After the first issue of Järvi's Schumann Project (Schumann: Symphonies Nos. 1 & 3 - Paavo Järvi), RCA Red Seal only issued the following volumes in the Far East. This final disc, therefore, has a front cover which looks fully western, while the rest of the presentation is in Japanese, including the notes, except for the personnel list of the Deutsche Kammerphilharmonie and a dedication from the orchestra for the memory of horn player Volker Grewell, a soloist on this disc.
All the features of the DK's performance under Järvi's baton which attracted me on the first disc of the Schumann Cycle are present here. The DK players are expert soloists themselves, and each orchestral section seeks the "life within" their instrumental parts, clarifying and enriching Schumann's experimental orchestration with perfectly placed accents, snappy rhythms and subtly-nuanced phrasing.
The disc provides a well-chosen concert-like collection of two orchestral pieces, including the Overture, Scherzo and Finale of 1841, which was first presented in the same Gewandhouse Orchestra concert as the Fourth Symphony. Together with the Konzertstück for 4 horns and orchestra, Op. 86 (1849), these once forgotten pieces have been appearing with increasing frequency, at least as "fill-ups" in recordings. Schumann referred to his Overture, Scherzo and Finale as having a "light, friendly character" which is just how Järvi and the DK present it. The Konzertstück for 4 horns and orchestra has a more skillful and inventive character. It was written to help along the absorption of the newly invented valve systems for the French horn into reluctant orchestras, and there are period performances with four soloists playing early rotary valve horns while the orchestral horns remain as valveless (e.g. Gardiner on RBCD). Here the DK's soloists play modern horns. Soloists Stephan Dohr, Elka Schutz Hökelmann, Volker Grewel and Thomas Sonnen form a tightly knit ensemble, and display their virtuosity (particularly Dohr who has much tessitura to negotiate) lightly but with great wit.
Schumann's Fourth Symphony had a long gestation, from its inception in 1841 to a major revision a decade later. Although Järvi has elected to perform the 1851 version (a revision undertaken by a master at the peak of his powers), there was yet another (less radical) revision in 1853. The structure of this symphony was experimental for Schumann, and he never again traveled so far from the Viennese classical form of his beloved Beethoven. Not only are the "rules" of sonata structure abjured and reinvented, the four movements are linked together as if continuous. Since there are also recurrences in each movement of his initial thematic motifs, which themselves have great economy of means, one might also suggest the Fourth to be a progenitor of Liszt's cyclic symphonic structures.

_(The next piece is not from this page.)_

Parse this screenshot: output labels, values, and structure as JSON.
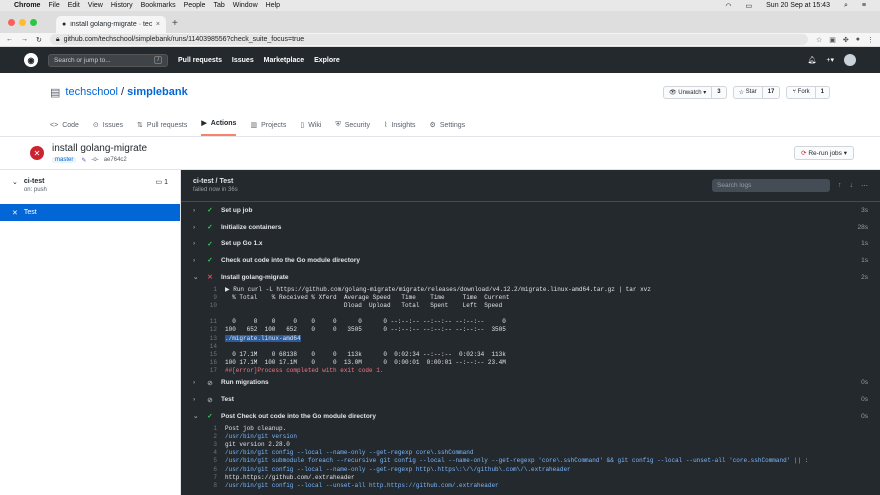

Järvi produces a thrilling traverse of the Fourth, from its dark and nervously tense start on an upbeat, through the struggle of the first movement to finally reach its feminine "second subject", sweet and deeply romantic - as late as the last third of his structure - and spurring the movement's jubilant ending. The Romance is not intended to be a standard Germanic slow movement but was based on a medieval slow dance, which the DK players indicate with a gentle and sensuous lilt. Their view of the movement is dignified and somewhat aloof, which forms a wonderful contrast with the dynamism and rough manners of the following Scherzo, often knocked about by off beat rhythms until its moonlit trio enters to placate matters. In continuation, the Finale introduces itself with a lovely vision of sunrise, arriving triumphantly at a loud, shining major chord, after which the first movement motifs reappear to be re-digested with storms of energy, here showing fabulously precise articulation and rhythmic cohesion from the orchestra.
Polyhymnia's recording in the Funkhous Köpenick, Berlin is clean and well-balanced, but even in 5.0 mode the auditorium seems rather dry, there is little back to front perspective and the basses seem reticent. Turning to the first disc in the set, from the same venue, there was more of the large hall reverberance and noticeably well-focused wide and deep disposition of the instrumental groups, mirroring the booklet's photograph of a session. For the missing warmth, I found that on the BluRay discs of "Schumann at Pier 2", despite being slightly closer for the video, the spacious warmth of Pier 2 provides a much more thrilling sound than on either SA-CDs.
Collectors of the full set of SA-CDs in the Järvi/DK Schumann Project will want this new Fourth; those searching for a full set from scratch will have a lot to listen to when making a personal decision, with competition including the fresh-sounding Dausgaard on BIS and, as I write, a new set from Steffens on Coviello, as yet un-reviewed. While the recording of this RCA may not be the best, Järvi's performances are. The fine fill-ups on this disc also might tip your choice.
Performance: Sonics (S/MC): /